While most mitochondrial proteins are encoded in the nucleus and translated on cytosolic/endoplasmic reticulum ribosomes, proteins encoded by mitochondrial DNA are translated on mitochondrial ribosomes. Mitochondrial GTPases 1 (MTG1) regulates mitochondrial ribosome assembly and translation, but its impact on cardiac adaptation to stress is unknown. Here, we found that MTG1 is dramatically elevated in hearts of dilated cardiomyopathy patients and in mice exposed to left ventricular pressure overload (AB). To examine the role of MTG1 in cardiac hypertrophy and heart failure, MTG1 loss/gain of function studies were performed in cultured cardiomyocytes and mice exposed to hypertrophic stress.
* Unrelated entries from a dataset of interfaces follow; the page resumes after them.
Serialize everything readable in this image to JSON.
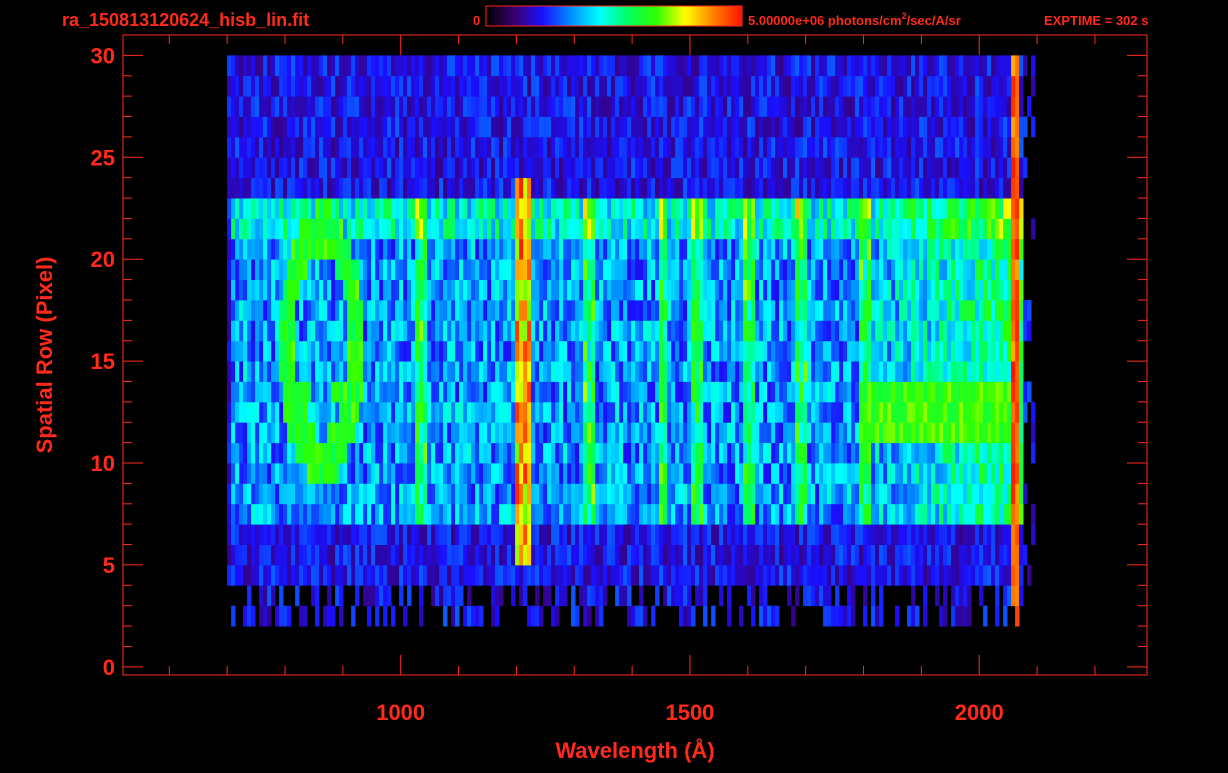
{
  "header": {
    "filename": "ra_150813120624_hisb_lin.fit",
    "colorbar_min": "0",
    "colorbar_max": "5.00000e+06",
    "units_pre": " photons/cm",
    "units_sup": "2",
    "units_post": "/sec/A/sr",
    "exptime": "EXPTIME = 302 s"
  },
  "colors": {
    "background": "#000000",
    "axis": "#ff2a1a",
    "text": "#ff2a1a"
  },
  "colorbar": {
    "stops": [
      "#000000",
      "#3a0070",
      "#1a10ff",
      "#0090ff",
      "#00ffff",
      "#00ff60",
      "#30ff00",
      "#ffff00",
      "#ff8000",
      "#ff1000"
    ]
  },
  "chart_data": {
    "type": "heatmap",
    "title": "",
    "xlabel": "Wavelength (Å)",
    "ylabel": "Spatial Row (Pixel)",
    "xlim": [
      520,
      2290
    ],
    "ylim": [
      -0.4,
      31
    ],
    "x_ticks": [
      1000,
      1500,
      2000
    ],
    "y_ticks": [
      0,
      5,
      10,
      15,
      20,
      25,
      30
    ],
    "x_minor_step": 100,
    "y_minor_step": 1,
    "data_extent": {
      "x": [
        700,
        2095
      ],
      "y": [
        1.5,
        30
      ]
    },
    "color_scale": {
      "min": 0,
      "max": 5000000,
      "scale": "linear"
    },
    "features": [
      {
        "kind": "vertical-line",
        "x_center": 1210,
        "width": 30,
        "y": [
          5,
          23.5
        ],
        "level": 0.95
      },
      {
        "kind": "ring",
        "center": [
          860,
          15.8
        ],
        "radius_x": 60,
        "radius_y": 5.6,
        "width_x": 26,
        "width_y": 1.5,
        "level": 0.55
      },
      {
        "kind": "lower-ring",
        "center": [
          860,
          12.2
        ],
        "radius_x": 40,
        "radius_y": 2.2,
        "level": 0.55
      },
      {
        "kind": "continuum-band",
        "x": [
          700,
          2070
        ],
        "y": [
          7,
          23
        ],
        "level": 0.38
      },
      {
        "kind": "bright-band",
        "x": [
          1790,
          2060
        ],
        "y": [
          11,
          14
        ],
        "level": 0.6
      },
      {
        "kind": "edge-spike",
        "x": 2060,
        "y": [
          2,
          30
        ],
        "level": 0.85
      }
    ]
  }
}
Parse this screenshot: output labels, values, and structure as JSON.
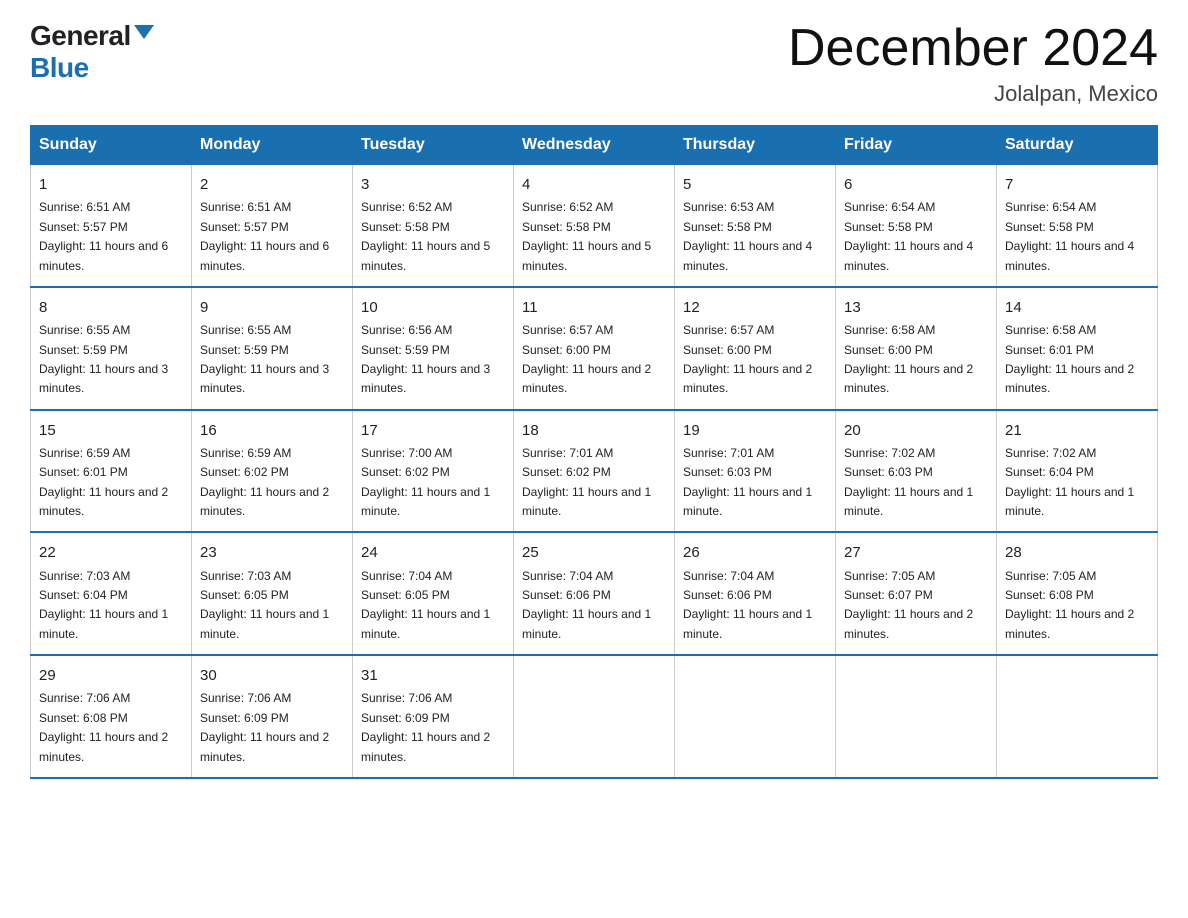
{
  "header": {
    "logo_general": "General",
    "logo_blue": "Blue",
    "title": "December 2024",
    "subtitle": "Jolalpan, Mexico"
  },
  "days_of_week": [
    "Sunday",
    "Monday",
    "Tuesday",
    "Wednesday",
    "Thursday",
    "Friday",
    "Saturday"
  ],
  "weeks": [
    [
      {
        "day": "1",
        "sunrise": "6:51 AM",
        "sunset": "5:57 PM",
        "daylight": "11 hours and 6 minutes."
      },
      {
        "day": "2",
        "sunrise": "6:51 AM",
        "sunset": "5:57 PM",
        "daylight": "11 hours and 6 minutes."
      },
      {
        "day": "3",
        "sunrise": "6:52 AM",
        "sunset": "5:58 PM",
        "daylight": "11 hours and 5 minutes."
      },
      {
        "day": "4",
        "sunrise": "6:52 AM",
        "sunset": "5:58 PM",
        "daylight": "11 hours and 5 minutes."
      },
      {
        "day": "5",
        "sunrise": "6:53 AM",
        "sunset": "5:58 PM",
        "daylight": "11 hours and 4 minutes."
      },
      {
        "day": "6",
        "sunrise": "6:54 AM",
        "sunset": "5:58 PM",
        "daylight": "11 hours and 4 minutes."
      },
      {
        "day": "7",
        "sunrise": "6:54 AM",
        "sunset": "5:58 PM",
        "daylight": "11 hours and 4 minutes."
      }
    ],
    [
      {
        "day": "8",
        "sunrise": "6:55 AM",
        "sunset": "5:59 PM",
        "daylight": "11 hours and 3 minutes."
      },
      {
        "day": "9",
        "sunrise": "6:55 AM",
        "sunset": "5:59 PM",
        "daylight": "11 hours and 3 minutes."
      },
      {
        "day": "10",
        "sunrise": "6:56 AM",
        "sunset": "5:59 PM",
        "daylight": "11 hours and 3 minutes."
      },
      {
        "day": "11",
        "sunrise": "6:57 AM",
        "sunset": "6:00 PM",
        "daylight": "11 hours and 2 minutes."
      },
      {
        "day": "12",
        "sunrise": "6:57 AM",
        "sunset": "6:00 PM",
        "daylight": "11 hours and 2 minutes."
      },
      {
        "day": "13",
        "sunrise": "6:58 AM",
        "sunset": "6:00 PM",
        "daylight": "11 hours and 2 minutes."
      },
      {
        "day": "14",
        "sunrise": "6:58 AM",
        "sunset": "6:01 PM",
        "daylight": "11 hours and 2 minutes."
      }
    ],
    [
      {
        "day": "15",
        "sunrise": "6:59 AM",
        "sunset": "6:01 PM",
        "daylight": "11 hours and 2 minutes."
      },
      {
        "day": "16",
        "sunrise": "6:59 AM",
        "sunset": "6:02 PM",
        "daylight": "11 hours and 2 minutes."
      },
      {
        "day": "17",
        "sunrise": "7:00 AM",
        "sunset": "6:02 PM",
        "daylight": "11 hours and 1 minute."
      },
      {
        "day": "18",
        "sunrise": "7:01 AM",
        "sunset": "6:02 PM",
        "daylight": "11 hours and 1 minute."
      },
      {
        "day": "19",
        "sunrise": "7:01 AM",
        "sunset": "6:03 PM",
        "daylight": "11 hours and 1 minute."
      },
      {
        "day": "20",
        "sunrise": "7:02 AM",
        "sunset": "6:03 PM",
        "daylight": "11 hours and 1 minute."
      },
      {
        "day": "21",
        "sunrise": "7:02 AM",
        "sunset": "6:04 PM",
        "daylight": "11 hours and 1 minute."
      }
    ],
    [
      {
        "day": "22",
        "sunrise": "7:03 AM",
        "sunset": "6:04 PM",
        "daylight": "11 hours and 1 minute."
      },
      {
        "day": "23",
        "sunrise": "7:03 AM",
        "sunset": "6:05 PM",
        "daylight": "11 hours and 1 minute."
      },
      {
        "day": "24",
        "sunrise": "7:04 AM",
        "sunset": "6:05 PM",
        "daylight": "11 hours and 1 minute."
      },
      {
        "day": "25",
        "sunrise": "7:04 AM",
        "sunset": "6:06 PM",
        "daylight": "11 hours and 1 minute."
      },
      {
        "day": "26",
        "sunrise": "7:04 AM",
        "sunset": "6:06 PM",
        "daylight": "11 hours and 1 minute."
      },
      {
        "day": "27",
        "sunrise": "7:05 AM",
        "sunset": "6:07 PM",
        "daylight": "11 hours and 2 minutes."
      },
      {
        "day": "28",
        "sunrise": "7:05 AM",
        "sunset": "6:08 PM",
        "daylight": "11 hours and 2 minutes."
      }
    ],
    [
      {
        "day": "29",
        "sunrise": "7:06 AM",
        "sunset": "6:08 PM",
        "daylight": "11 hours and 2 minutes."
      },
      {
        "day": "30",
        "sunrise": "7:06 AM",
        "sunset": "6:09 PM",
        "daylight": "11 hours and 2 minutes."
      },
      {
        "day": "31",
        "sunrise": "7:06 AM",
        "sunset": "6:09 PM",
        "daylight": "11 hours and 2 minutes."
      },
      null,
      null,
      null,
      null
    ]
  ],
  "labels": {
    "sunrise": "Sunrise:",
    "sunset": "Sunset:",
    "daylight": "Daylight:"
  }
}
MTG1 shRNA and adenoviral overexpression studies indicated that MTG1 expression attenuates angiotensin II-induced hypertrophy in cultured cardiomyocytes, while MTG1 KO mice exhibited no observable cardiac phenotype under basal conditions. MTG1 deficiency significantly exacerbated AB-induced cardiac hypertrophy, expression of hypertrophic stress markers, fibrosis, and LV dysfunction in comparison to WT mice. Conversely, transgenic cardiac MTG1 expression attenuated AB-induced hypertrophy and LV dysfunction. Mechanistically, MTG1 preserved mitochondrial respiratory chain complex activity during pressure overload, which further attenuated ROS generation. Moreover, we demonstrated that TAK1, P38 and JNK1/2 activity is downregulated in the MTG1 overexpression group. Importantly, dampening oxidative stress with N-acetylcysteine (NAC) lowered hypertrophy in MTG1 KO to WT levels. Collectively, our data indicate that MTG1 protects against pressure overload-induced cardiac hypertrophy and dysfunction by preserving mitochondrial function and reducing oxidative stress and downstream TAK1 stress signaling.
|Original language||English (US)|
|Number of pages||12|
|Journal||Journal of Molecular and Cellular Cardiology|
|State||Published - Mar 2019|
Bibliographical noteFunding Information:
We would like to thank Hongliang Li from the Animal Experiment Center/Animal Biosafety Level-III Laboratory, Wuhan University and Yingjie chen from the Cardiovascular Division and Lillehei Heart Institute, University of Minnesota for their help with study design and helpful discussions. This work has been supported by grants from National Natural Science Foundation of China (No. 81270194 , 81770391 to Dachun Xu; No. 81470394 , 81770226 to Yawei Xu and No. 81700210 to Yifan Zhao), also sponsored by Shanghai Sailing Program (No. 17YF1414800 ).
- Cardiac hypertrophy
- Mitochondrial GTPases 1
- Oxidative stress
PubMed: MeSH publication types
- Journal Article
- Research Support, Non-U.S. Gov't